Theologians and garden-variety apologists for religion frequently resort to the cuttlefish defense against the criticisms of atheists; i.e., spilling an tremendous amount of ink in the hope that their attackers will get lost in the impenetrable abstractions and convoluted knots of logic. But unfortunately for them, the basic principles of Christianity have been boiled down to their simplest form for the sake of reaching across language barriers and converting heathens the world over, and it’s pretty clear what it means to be a Christian: All humans carry original sin. God sacrificed his only son to offer you a way to escape this burden. Accept this offering, proclaim Jesus as your savior, and profess your belief in the reality of his death, resurrection and eventual return. If you refuse, there will be the most severe consequences imaginable.
See, there’s no wiggle room there. This is the essence of Christianity, the very thing that gives it an identity, that makes it not-Islam, not-Judaism, not Hinduism, etc. Jesus’s death and resurrection were historical events that only happened once. There is no other path to free yourself from the wages of sin, and only false prophets will tell you otherwise. You cannot change these core elements without doing violence to the story. There is no honest way to square such a provincial, dogmatic worldview with the broad-minded Enlightenment inheritance we’re so fond of.
Thus when I hear professed Christians like Mary Elizabeth Williams talk about respecting the equal validity of other faiths like it’s a self-evident truth, along with touchy-feely postmodern glurge about everyone’s personal truth being different and yet still true, I think, well, you don’t appreciate what a chasm Jefferson opened up in the intellectual landscape. You’re trying to have it both ways without understanding what either of them really mean. You can’t legitimately call yourself a Christian if you don’t accept the very basic rules of membership. If you find them distasteful, if you have to remove or reimagine the core aspects to make them palatable, then have the fucking integrity to admit you’ve outgrown your religion, and put it away along with all other childish things. Quit dressing up the old bones in new clothes and give them a decent burial.

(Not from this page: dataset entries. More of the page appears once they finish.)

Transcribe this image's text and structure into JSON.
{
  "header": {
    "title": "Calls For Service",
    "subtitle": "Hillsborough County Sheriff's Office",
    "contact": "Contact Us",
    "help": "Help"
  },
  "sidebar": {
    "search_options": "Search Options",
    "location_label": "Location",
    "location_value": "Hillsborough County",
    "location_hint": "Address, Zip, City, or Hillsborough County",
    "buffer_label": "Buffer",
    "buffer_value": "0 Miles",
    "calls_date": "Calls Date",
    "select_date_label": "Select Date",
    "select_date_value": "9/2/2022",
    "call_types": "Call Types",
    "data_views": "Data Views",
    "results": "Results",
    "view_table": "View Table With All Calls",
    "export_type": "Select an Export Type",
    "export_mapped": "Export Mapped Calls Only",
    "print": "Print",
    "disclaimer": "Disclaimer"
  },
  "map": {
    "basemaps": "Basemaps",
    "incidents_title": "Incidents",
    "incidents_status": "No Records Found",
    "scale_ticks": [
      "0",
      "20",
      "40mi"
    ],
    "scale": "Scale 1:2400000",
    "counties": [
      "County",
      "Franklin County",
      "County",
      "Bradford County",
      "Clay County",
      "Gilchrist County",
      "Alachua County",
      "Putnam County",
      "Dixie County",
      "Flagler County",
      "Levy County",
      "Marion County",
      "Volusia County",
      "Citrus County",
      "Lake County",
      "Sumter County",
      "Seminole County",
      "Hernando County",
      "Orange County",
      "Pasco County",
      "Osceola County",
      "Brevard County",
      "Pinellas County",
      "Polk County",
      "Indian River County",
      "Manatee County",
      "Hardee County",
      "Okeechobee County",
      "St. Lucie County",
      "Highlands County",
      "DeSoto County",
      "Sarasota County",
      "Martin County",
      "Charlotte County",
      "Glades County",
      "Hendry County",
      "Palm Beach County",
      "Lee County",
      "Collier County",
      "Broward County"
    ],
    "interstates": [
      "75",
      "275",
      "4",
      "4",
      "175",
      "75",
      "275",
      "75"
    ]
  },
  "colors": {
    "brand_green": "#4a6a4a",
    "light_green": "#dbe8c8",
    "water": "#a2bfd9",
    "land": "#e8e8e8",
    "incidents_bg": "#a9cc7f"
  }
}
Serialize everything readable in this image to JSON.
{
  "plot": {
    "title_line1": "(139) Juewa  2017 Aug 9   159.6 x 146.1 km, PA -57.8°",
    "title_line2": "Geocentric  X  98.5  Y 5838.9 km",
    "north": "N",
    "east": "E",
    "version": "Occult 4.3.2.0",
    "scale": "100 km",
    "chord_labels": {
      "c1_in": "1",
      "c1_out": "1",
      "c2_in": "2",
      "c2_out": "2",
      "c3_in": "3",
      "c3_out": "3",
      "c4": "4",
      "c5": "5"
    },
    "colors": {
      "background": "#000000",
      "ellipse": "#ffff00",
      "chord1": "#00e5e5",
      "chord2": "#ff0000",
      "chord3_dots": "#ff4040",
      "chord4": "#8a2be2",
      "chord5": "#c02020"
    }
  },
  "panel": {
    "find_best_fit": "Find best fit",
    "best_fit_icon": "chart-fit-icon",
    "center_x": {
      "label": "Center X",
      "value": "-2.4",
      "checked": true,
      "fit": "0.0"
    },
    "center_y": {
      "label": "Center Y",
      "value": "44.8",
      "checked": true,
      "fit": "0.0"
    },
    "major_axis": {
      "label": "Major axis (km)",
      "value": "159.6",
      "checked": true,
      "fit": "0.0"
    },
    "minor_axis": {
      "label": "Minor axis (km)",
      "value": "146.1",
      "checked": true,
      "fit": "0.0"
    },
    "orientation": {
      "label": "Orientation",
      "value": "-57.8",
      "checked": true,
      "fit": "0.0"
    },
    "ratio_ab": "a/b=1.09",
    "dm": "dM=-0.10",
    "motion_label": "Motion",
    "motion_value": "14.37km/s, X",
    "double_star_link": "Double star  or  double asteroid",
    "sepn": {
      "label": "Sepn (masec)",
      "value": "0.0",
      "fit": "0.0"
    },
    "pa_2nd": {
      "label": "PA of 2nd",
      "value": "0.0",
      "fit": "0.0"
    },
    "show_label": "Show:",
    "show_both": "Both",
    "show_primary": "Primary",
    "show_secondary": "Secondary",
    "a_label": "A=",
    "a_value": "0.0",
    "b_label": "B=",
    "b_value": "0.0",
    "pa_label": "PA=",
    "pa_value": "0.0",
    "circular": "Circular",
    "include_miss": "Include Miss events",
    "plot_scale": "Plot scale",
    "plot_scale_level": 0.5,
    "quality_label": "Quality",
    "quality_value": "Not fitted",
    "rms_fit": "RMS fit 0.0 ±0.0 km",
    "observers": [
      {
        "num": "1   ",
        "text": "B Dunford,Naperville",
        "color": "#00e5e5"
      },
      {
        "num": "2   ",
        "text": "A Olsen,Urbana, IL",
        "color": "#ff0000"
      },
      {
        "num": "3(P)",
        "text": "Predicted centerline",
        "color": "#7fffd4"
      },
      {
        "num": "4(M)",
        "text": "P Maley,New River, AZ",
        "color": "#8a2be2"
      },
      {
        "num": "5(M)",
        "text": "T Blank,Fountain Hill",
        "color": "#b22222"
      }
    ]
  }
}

I respect Christianity as a worthy opponent in the Nietzschean sense and so make the effort to take it seriously even if it means the impossibility of reconciliation; it stuns me to see the insouciance with which its supposed adherents treat it.